Study objective: To measure the rate of dispensing errors and to identify the types and sources of dispensing errors in a highly automated mail-service pharmacy practice.
Design: Descriptive analysis of a random sample of completed prescriptions.
Setting: A high-volume mail-service pharmacy practice comprising a network of prescription processing and dispensing pharmacies in the United States.
Measurements and main results: During September and October 2003, new and refill prescriptions were retrieved before shipping and evaluated for dispensing accuracy. Container contents were compared against the container label, and the label record was compared against the original prescription order. The overall dispensing error rate was 0.075% (16 dispensing errors among 21,252 prescriptions, 95% confidence interval 0.043-0.122). Fourteen errors involved incomplete or incorrect directions on the final label. All dispensing errors were associated with the initial stages of prescription processing (including order entry); no errors were associated with the mechanical stages of product dispensing.
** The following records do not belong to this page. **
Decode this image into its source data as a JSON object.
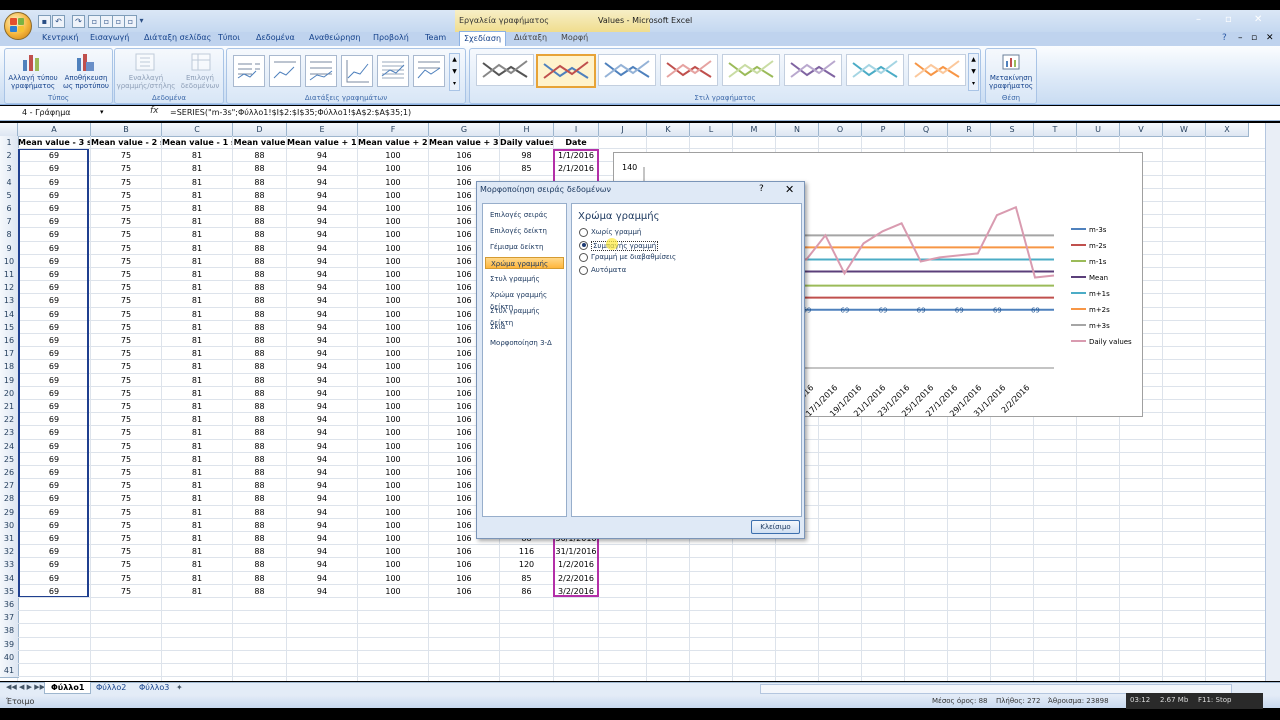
{
  "window": {
    "title": "Values - Microsoft Excel",
    "chart_tools_label": "Εργαλεία γραφήματος"
  },
  "tabs": [
    {
      "label": "Κεντρική"
    },
    {
      "label": "Εισαγωγή"
    },
    {
      "label": "Διάταξη σελίδας"
    },
    {
      "label": "Τύποι"
    },
    {
      "label": "Δεδομένα"
    },
    {
      "label": "Αναθεώρηση"
    },
    {
      "label": "Προβολή"
    },
    {
      "label": "Team"
    },
    {
      "label": "Σχεδίαση"
    },
    {
      "label": "Διάταξη"
    },
    {
      "label": "Μορφή"
    }
  ],
  "ribbon": {
    "type_group": {
      "label": "Τύπος",
      "change_type": "Αλλαγή τύπου γραφήματος",
      "save_template": "Αποθήκευση ως προτύπου"
    },
    "data_group": {
      "label": "Δεδομένα",
      "switch": "Εναλλαγή γραμμής/στήλης",
      "select": "Επιλογή δεδομένων"
    },
    "layouts_label": "Διατάξεις γραφημάτων",
    "styles_label": "Στιλ γραφήματος",
    "location_group": {
      "label": "Θέση",
      "move": "Μετακίνηση γραφήματος"
    }
  },
  "formula_bar": {
    "name_box": "4 - Γράφημα",
    "fx": "fx",
    "formula": "=SERIES(\"m-3s\";Φύλλο1!$I$2:$I$35;Φύλλο1!$A$2:$A$35;1)"
  },
  "sheet": {
    "columns": [
      "A",
      "B",
      "C",
      "D",
      "E",
      "F",
      "G",
      "H",
      "I",
      "J",
      "K",
      "L",
      "M",
      "N",
      "O",
      "P",
      "Q",
      "R",
      "S",
      "T",
      "U",
      "V",
      "W",
      "X"
    ],
    "headers": [
      "Mean value - 3 s",
      "Mean value - 2 s",
      "Mean value - 1 s",
      "Mean value",
      "Mean value + 1 s",
      "Mean value + 2 s",
      "Mean value + 3 s",
      "Daily values",
      "Date"
    ],
    "rows": [
      {
        "n": "2",
        "a": "69",
        "b": "75",
        "c": "81",
        "d": "88",
        "e": "94",
        "f": "100",
        "g": "106",
        "h": "98",
        "i": "1/1/2016"
      },
      {
        "n": "3",
        "a": "69",
        "b": "75",
        "c": "81",
        "d": "88",
        "e": "94",
        "f": "100",
        "g": "106",
        "h": "85",
        "i": "2/1/2016"
      },
      {
        "n": "4",
        "a": "69",
        "b": "75",
        "c": "81",
        "d": "88",
        "e": "94",
        "f": "100",
        "g": "106",
        "h": "",
        "i": ""
      },
      {
        "n": "5",
        "a": "69",
        "b": "75",
        "c": "81",
        "d": "88",
        "e": "94",
        "f": "100",
        "g": "106",
        "h": "",
        "i": ""
      },
      {
        "n": "6",
        "a": "69",
        "b": "75",
        "c": "81",
        "d": "88",
        "e": "94",
        "f": "100",
        "g": "106",
        "h": "",
        "i": ""
      },
      {
        "n": "7",
        "a": "69",
        "b": "75",
        "c": "81",
        "d": "88",
        "e": "94",
        "f": "100",
        "g": "106",
        "h": "",
        "i": ""
      },
      {
        "n": "8",
        "a": "69",
        "b": "75",
        "c": "81",
        "d": "88",
        "e": "94",
        "f": "100",
        "g": "106",
        "h": "",
        "i": ""
      },
      {
        "n": "9",
        "a": "69",
        "b": "75",
        "c": "81",
        "d": "88",
        "e": "94",
        "f": "100",
        "g": "106",
        "h": "",
        "i": ""
      },
      {
        "n": "10",
        "a": "69",
        "b": "75",
        "c": "81",
        "d": "88",
        "e": "94",
        "f": "100",
        "g": "106",
        "h": "",
        "i": ""
      },
      {
        "n": "11",
        "a": "69",
        "b": "75",
        "c": "81",
        "d": "88",
        "e": "94",
        "f": "100",
        "g": "106",
        "h": "",
        "i": ""
      },
      {
        "n": "12",
        "a": "69",
        "b": "75",
        "c": "81",
        "d": "88",
        "e": "94",
        "f": "100",
        "g": "106",
        "h": "",
        "i": ""
      },
      {
        "n": "13",
        "a": "69",
        "b": "75",
        "c": "81",
        "d": "88",
        "e": "94",
        "f": "100",
        "g": "106",
        "h": "",
        "i": ""
      },
      {
        "n": "14",
        "a": "69",
        "b": "75",
        "c": "81",
        "d": "88",
        "e": "94",
        "f": "100",
        "g": "106",
        "h": "",
        "i": ""
      },
      {
        "n": "15",
        "a": "69",
        "b": "75",
        "c": "81",
        "d": "88",
        "e": "94",
        "f": "100",
        "g": "106",
        "h": "",
        "i": ""
      },
      {
        "n": "16",
        "a": "69",
        "b": "75",
        "c": "81",
        "d": "88",
        "e": "94",
        "f": "100",
        "g": "106",
        "h": "",
        "i": ""
      },
      {
        "n": "17",
        "a": "69",
        "b": "75",
        "c": "81",
        "d": "88",
        "e": "94",
        "f": "100",
        "g": "106",
        "h": "",
        "i": ""
      },
      {
        "n": "18",
        "a": "69",
        "b": "75",
        "c": "81",
        "d": "88",
        "e": "94",
        "f": "100",
        "g": "106",
        "h": "",
        "i": ""
      },
      {
        "n": "19",
        "a": "69",
        "b": "75",
        "c": "81",
        "d": "88",
        "e": "94",
        "f": "100",
        "g": "106",
        "h": "",
        "i": ""
      },
      {
        "n": "20",
        "a": "69",
        "b": "75",
        "c": "81",
        "d": "88",
        "e": "94",
        "f": "100",
        "g": "106",
        "h": "",
        "i": ""
      },
      {
        "n": "21",
        "a": "69",
        "b": "75",
        "c": "81",
        "d": "88",
        "e": "94",
        "f": "100",
        "g": "106",
        "h": "",
        "i": ""
      },
      {
        "n": "22",
        "a": "69",
        "b": "75",
        "c": "81",
        "d": "88",
        "e": "94",
        "f": "100",
        "g": "106",
        "h": "",
        "i": ""
      },
      {
        "n": "23",
        "a": "69",
        "b": "75",
        "c": "81",
        "d": "88",
        "e": "94",
        "f": "100",
        "g": "106",
        "h": "",
        "i": ""
      },
      {
        "n": "24",
        "a": "69",
        "b": "75",
        "c": "81",
        "d": "88",
        "e": "94",
        "f": "100",
        "g": "106",
        "h": "",
        "i": ""
      },
      {
        "n": "25",
        "a": "69",
        "b": "75",
        "c": "81",
        "d": "88",
        "e": "94",
        "f": "100",
        "g": "106",
        "h": "",
        "i": ""
      },
      {
        "n": "26",
        "a": "69",
        "b": "75",
        "c": "81",
        "d": "88",
        "e": "94",
        "f": "100",
        "g": "106",
        "h": "",
        "i": ""
      },
      {
        "n": "27",
        "a": "69",
        "b": "75",
        "c": "81",
        "d": "88",
        "e": "94",
        "f": "100",
        "g": "106",
        "h": "",
        "i": ""
      },
      {
        "n": "28",
        "a": "69",
        "b": "75",
        "c": "81",
        "d": "88",
        "e": "94",
        "f": "100",
        "g": "106",
        "h": "",
        "i": ""
      },
      {
        "n": "29",
        "a": "69",
        "b": "75",
        "c": "81",
        "d": "88",
        "e": "94",
        "f": "100",
        "g": "106",
        "h": "",
        "i": ""
      },
      {
        "n": "30",
        "a": "69",
        "b": "75",
        "c": "81",
        "d": "88",
        "e": "94",
        "f": "100",
        "g": "106",
        "h": "",
        "i": ""
      },
      {
        "n": "31",
        "a": "69",
        "b": "75",
        "c": "81",
        "d": "88",
        "e": "94",
        "f": "100",
        "g": "106",
        "h": "88",
        "i": "30/1/2016"
      },
      {
        "n": "32",
        "a": "69",
        "b": "75",
        "c": "81",
        "d": "88",
        "e": "94",
        "f": "100",
        "g": "106",
        "h": "116",
        "i": "31/1/2016"
      },
      {
        "n": "33",
        "a": "69",
        "b": "75",
        "c": "81",
        "d": "88",
        "e": "94",
        "f": "100",
        "g": "106",
        "h": "120",
        "i": "1/2/2016"
      },
      {
        "n": "34",
        "a": "69",
        "b": "75",
        "c": "81",
        "d": "88",
        "e": "94",
        "f": "100",
        "g": "106",
        "h": "85",
        "i": "2/2/2016"
      },
      {
        "n": "35",
        "a": "69",
        "b": "75",
        "c": "81",
        "d": "88",
        "e": "94",
        "f": "100",
        "g": "106",
        "h": "86",
        "i": "3/2/2016"
      }
    ],
    "empty_rows": [
      "36",
      "37",
      "38",
      "39",
      "40",
      "41"
    ]
  },
  "chart_data": {
    "type": "line",
    "y_tick_visible": "140",
    "x_tick_labels": [
      "15/1/2016",
      "17/1/2016",
      "19/1/2016",
      "21/1/2016",
      "23/1/2016",
      "25/1/2016",
      "27/1/2016",
      "29/1/2016",
      "31/1/2016",
      "2/2/2016"
    ],
    "x_tick_first_visible_text": "2016",
    "legend_position": "right",
    "series": [
      {
        "name": "m-3s",
        "value": 69,
        "color": "#4f81bd"
      },
      {
        "name": "m-2s",
        "value": 75,
        "color": "#c0504d"
      },
      {
        "name": "m-1s",
        "value": 81,
        "color": "#9bbb59"
      },
      {
        "name": "Mean",
        "value": 88,
        "color": "#5b3f7a"
      },
      {
        "name": "m+1s",
        "value": 94,
        "color": "#4bacc6"
      },
      {
        "name": "m+2s",
        "value": 100,
        "color": "#f79646"
      },
      {
        "name": "m+3s",
        "value": 106,
        "color": "#a5a5a5"
      },
      {
        "name": "Daily values",
        "color": "#d99bb0",
        "values": [
          85,
          89,
          92,
          94,
          92,
          95,
          93,
          96,
          94,
          106,
          87,
          102,
          108,
          112,
          93,
          95,
          96,
          97,
          116,
          120,
          85,
          86
        ]
      }
    ],
    "m3s_data_label": "69"
  },
  "dialog": {
    "title": "Μορφοποίηση σειράς δεδομένων",
    "help": "?",
    "close_x": "✕",
    "categories": [
      {
        "label": "Επιλογές σειράς"
      },
      {
        "label": "Επιλογές δείκτη"
      },
      {
        "label": "Γέμισμα δείκτη"
      },
      {
        "label": "Χρώμα γραμμής"
      },
      {
        "label": "Στυλ γραμμής"
      },
      {
        "label": "Χρώμα γραμμής δείκτη"
      },
      {
        "label": "Στυλ γραμμής δείκτη"
      },
      {
        "label": "Σκιά"
      },
      {
        "label": "Μορφοποίηση 3-Δ"
      }
    ],
    "selected_index": 3,
    "heading": "Χρώμα γραμμής",
    "options": [
      {
        "label": "Χωρίς γραμμή"
      },
      {
        "label": "Συμπαγής γραμμή"
      },
      {
        "label": "Γραμμή με διαβαθμίσεις"
      },
      {
        "label": "Αυτόματα"
      }
    ],
    "selected_option": 1,
    "close_button": "Κλείσιμο"
  },
  "sheet_tabs": [
    {
      "label": "Φύλλο1"
    },
    {
      "label": "Φύλλο2"
    },
    {
      "label": "Φύλλο3"
    }
  ],
  "status": {
    "ready": "Έτοιμο",
    "average": "Μέσος όρος: 88",
    "count": "Πλήθος: 272",
    "sum": "Άθροισμα: 23898",
    "overlay_time": "03:12",
    "overlay_size": "2.67 Mb",
    "overlay_stop": "F11: Stop"
  }
}
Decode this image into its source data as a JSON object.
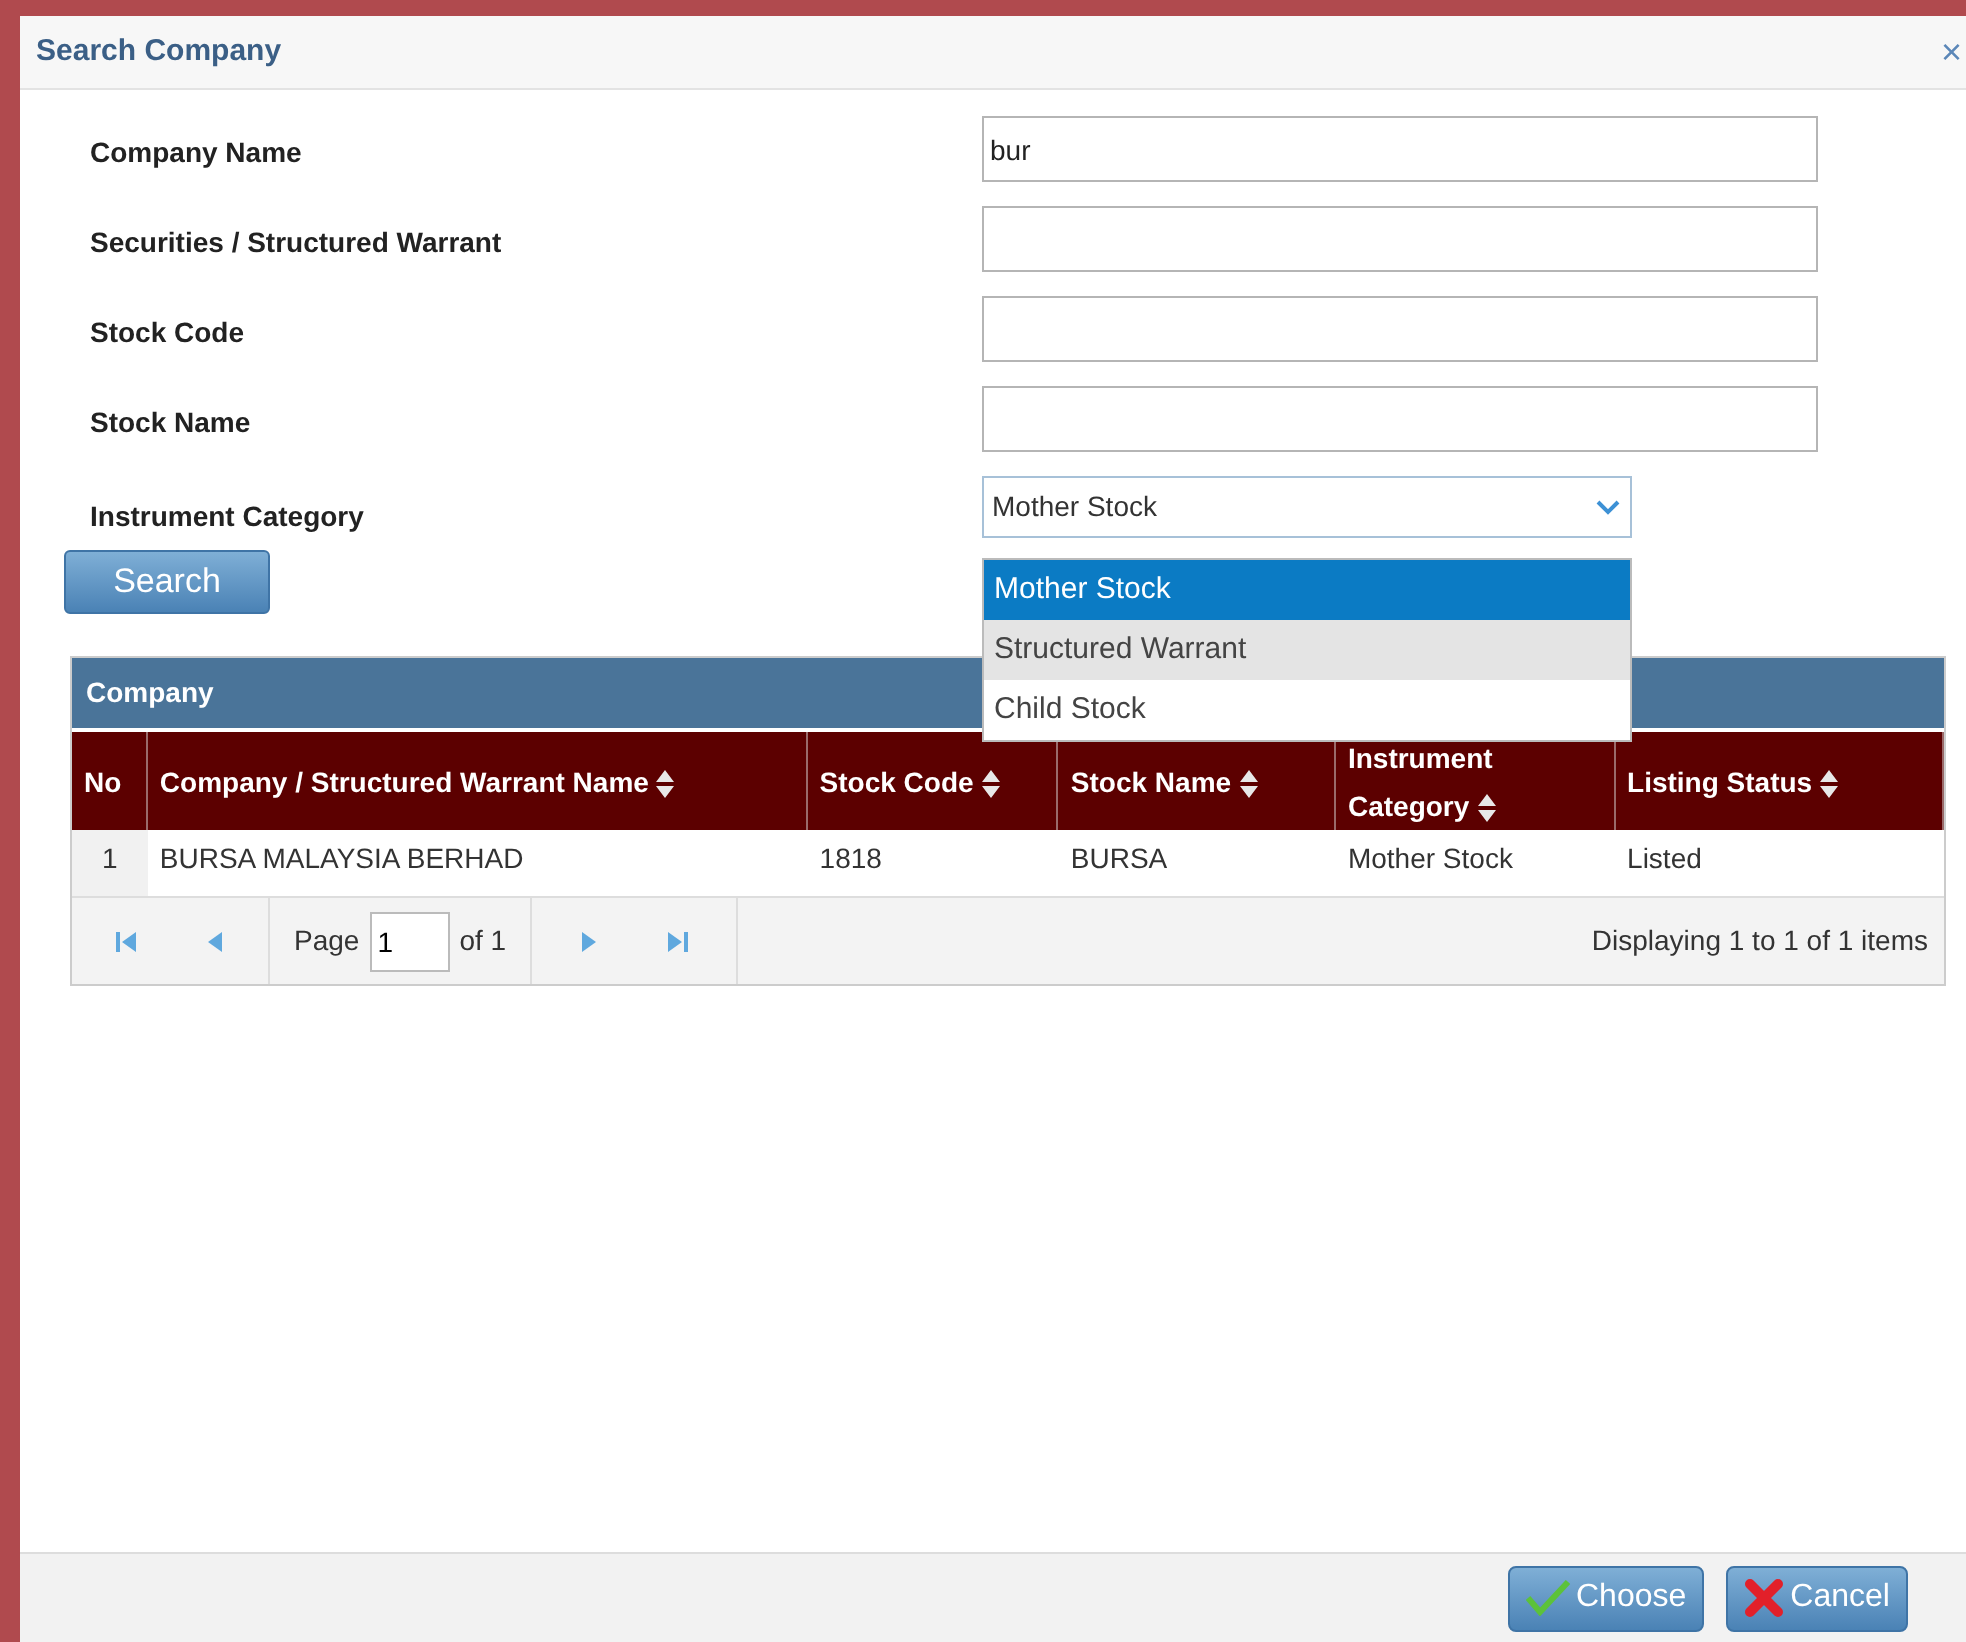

Conclusion: A highly automated mail-service pharmacy can achieve a dispensing error rate of less than 1 error/1000 prescriptions, which is substantially lower than the rates reported for retail pharmacies. A high degree of automation in the mechanical aspects of dispensing appears to be a key factor in achieving this high dispensing accuracy.